Jesus was not content merely to empower the powerless... and here his teachings fundamentally transcend Alinsky's. Jesus' sayings about nonretaliation are of one piece with his challenge to love our enemies. Here it is enough to remark that Jesus did not advocate nonviolence merely as a technique for outwitting the enemy, but as a just means of opposing the enemy in such a way as to hold open the possibility of the enemy's becoming just as well. Both sides must win. We are summoned to pray for our enemies' transformation, and to respond to ill-treatment with a love that not only is godly but also, I am convinced, can only be found in God.
In chapter 4 he compares the differences in some examples of violent and non-violent takeovers. However, he points out that it is much more than that. He says "...Jesus' Third Way is not a perfectionistic avoidance of violence but a creative struggle to restore the humanity of all parties in a dispute..." A rather key point to it all, I say.
The only thing I underlined in ch. 4 was:
I do not believe that the churches can adequately atone for their past inaction simply by baptizing revolutionary violence under the pretext of just war theory. No war today could be called just, given the inevitable level of casualties and atrocities.

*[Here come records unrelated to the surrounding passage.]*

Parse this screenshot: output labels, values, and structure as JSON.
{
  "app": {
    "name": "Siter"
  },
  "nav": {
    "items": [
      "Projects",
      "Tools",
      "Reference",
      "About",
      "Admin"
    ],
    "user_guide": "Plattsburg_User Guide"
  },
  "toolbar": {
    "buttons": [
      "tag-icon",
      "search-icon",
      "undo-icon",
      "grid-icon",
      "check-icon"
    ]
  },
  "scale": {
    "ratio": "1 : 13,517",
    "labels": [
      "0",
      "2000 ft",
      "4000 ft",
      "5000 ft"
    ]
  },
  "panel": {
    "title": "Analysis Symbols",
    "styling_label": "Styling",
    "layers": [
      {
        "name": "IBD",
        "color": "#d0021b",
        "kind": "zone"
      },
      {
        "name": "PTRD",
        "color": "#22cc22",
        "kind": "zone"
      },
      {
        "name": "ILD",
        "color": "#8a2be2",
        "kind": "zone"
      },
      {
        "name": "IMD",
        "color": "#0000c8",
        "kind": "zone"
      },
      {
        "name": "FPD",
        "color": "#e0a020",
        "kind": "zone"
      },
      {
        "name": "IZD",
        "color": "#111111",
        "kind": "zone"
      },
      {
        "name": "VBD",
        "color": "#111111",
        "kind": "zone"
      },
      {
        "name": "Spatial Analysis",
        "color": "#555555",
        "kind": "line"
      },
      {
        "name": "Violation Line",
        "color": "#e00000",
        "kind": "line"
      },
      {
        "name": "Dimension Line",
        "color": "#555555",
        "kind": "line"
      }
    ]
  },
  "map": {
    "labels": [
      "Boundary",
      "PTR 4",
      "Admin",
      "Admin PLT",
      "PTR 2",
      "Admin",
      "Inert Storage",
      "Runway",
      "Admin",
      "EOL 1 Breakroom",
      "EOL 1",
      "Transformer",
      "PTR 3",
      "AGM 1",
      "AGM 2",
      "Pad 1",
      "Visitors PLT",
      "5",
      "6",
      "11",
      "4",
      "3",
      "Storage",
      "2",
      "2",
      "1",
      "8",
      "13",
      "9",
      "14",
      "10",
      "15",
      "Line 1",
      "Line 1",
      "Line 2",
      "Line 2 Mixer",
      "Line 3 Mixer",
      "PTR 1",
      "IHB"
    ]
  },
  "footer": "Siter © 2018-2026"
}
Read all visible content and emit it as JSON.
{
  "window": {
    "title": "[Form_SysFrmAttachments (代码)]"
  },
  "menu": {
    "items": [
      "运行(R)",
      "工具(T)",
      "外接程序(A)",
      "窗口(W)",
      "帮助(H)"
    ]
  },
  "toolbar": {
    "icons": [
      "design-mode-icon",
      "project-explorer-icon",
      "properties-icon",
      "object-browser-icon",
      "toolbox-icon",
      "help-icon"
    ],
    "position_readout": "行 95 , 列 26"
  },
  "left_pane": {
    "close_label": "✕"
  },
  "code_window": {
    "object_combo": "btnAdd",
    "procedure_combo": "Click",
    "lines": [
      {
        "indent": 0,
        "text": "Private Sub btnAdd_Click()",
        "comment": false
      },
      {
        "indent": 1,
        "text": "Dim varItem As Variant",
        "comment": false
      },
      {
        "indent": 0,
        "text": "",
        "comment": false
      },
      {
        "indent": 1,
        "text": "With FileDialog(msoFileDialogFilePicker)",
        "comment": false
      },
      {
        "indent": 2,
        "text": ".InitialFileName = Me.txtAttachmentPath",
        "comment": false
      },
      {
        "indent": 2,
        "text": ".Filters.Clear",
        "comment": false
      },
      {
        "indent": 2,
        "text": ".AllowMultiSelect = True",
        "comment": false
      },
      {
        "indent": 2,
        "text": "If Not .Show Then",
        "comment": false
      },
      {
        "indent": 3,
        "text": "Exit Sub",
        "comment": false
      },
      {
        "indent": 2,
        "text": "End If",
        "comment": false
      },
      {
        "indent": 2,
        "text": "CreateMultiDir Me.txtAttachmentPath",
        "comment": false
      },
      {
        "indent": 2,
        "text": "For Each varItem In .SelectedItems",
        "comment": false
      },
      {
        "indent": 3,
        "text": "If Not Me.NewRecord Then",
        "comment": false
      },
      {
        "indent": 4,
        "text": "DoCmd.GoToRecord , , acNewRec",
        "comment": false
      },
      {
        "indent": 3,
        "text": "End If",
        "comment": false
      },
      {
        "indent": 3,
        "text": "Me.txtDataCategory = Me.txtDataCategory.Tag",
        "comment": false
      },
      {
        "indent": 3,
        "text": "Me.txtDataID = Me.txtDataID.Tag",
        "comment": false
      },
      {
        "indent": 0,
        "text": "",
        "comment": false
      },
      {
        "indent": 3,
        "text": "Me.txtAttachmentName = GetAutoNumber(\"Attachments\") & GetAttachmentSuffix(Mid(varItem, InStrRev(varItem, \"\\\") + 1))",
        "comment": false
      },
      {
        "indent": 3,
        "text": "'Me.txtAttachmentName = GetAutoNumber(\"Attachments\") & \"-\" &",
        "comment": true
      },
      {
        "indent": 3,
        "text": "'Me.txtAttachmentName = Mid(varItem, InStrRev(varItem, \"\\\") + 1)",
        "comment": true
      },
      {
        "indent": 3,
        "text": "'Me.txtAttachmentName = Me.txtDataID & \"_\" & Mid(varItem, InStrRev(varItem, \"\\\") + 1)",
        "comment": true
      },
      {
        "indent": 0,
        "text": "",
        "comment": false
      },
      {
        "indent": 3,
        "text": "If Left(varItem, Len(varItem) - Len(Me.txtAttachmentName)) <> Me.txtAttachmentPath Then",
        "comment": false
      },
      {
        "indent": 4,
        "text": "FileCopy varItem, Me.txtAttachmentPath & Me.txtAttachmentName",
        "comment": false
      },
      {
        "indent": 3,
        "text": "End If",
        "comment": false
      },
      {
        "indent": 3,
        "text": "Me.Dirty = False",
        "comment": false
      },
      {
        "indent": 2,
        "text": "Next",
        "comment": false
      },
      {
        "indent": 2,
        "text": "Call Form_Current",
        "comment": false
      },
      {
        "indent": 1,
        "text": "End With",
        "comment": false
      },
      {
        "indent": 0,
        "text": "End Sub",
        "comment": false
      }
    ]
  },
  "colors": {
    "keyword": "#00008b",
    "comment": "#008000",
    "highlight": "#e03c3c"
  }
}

This sent me to wondering just how an evangelical Christian can feel any kind of war (or killing) can be justified. If we kill a non-believer, are we not damning them to hell (and how is that not worse than the killing of an innocent unborn child covered by the grace of God?)? But that's not what this section was about. It is simply more about how violence is not the best way to bring about change. The next chapter (ch. 5) will likely be pretty lengthy, so I'll stop with this.
Peace out; and in.